Your task
Count lines, not occurrences: report how many lines in the records hold the string "label", and nothing else.

Extracted records
———
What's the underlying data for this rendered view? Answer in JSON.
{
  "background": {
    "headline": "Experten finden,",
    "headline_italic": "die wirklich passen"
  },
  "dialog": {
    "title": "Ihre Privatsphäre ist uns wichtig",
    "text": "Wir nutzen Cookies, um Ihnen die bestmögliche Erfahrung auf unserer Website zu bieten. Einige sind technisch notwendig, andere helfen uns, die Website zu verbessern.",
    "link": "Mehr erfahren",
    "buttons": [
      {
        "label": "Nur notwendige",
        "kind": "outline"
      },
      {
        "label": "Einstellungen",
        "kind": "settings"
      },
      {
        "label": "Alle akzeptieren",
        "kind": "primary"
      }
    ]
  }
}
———
Answer for the task
3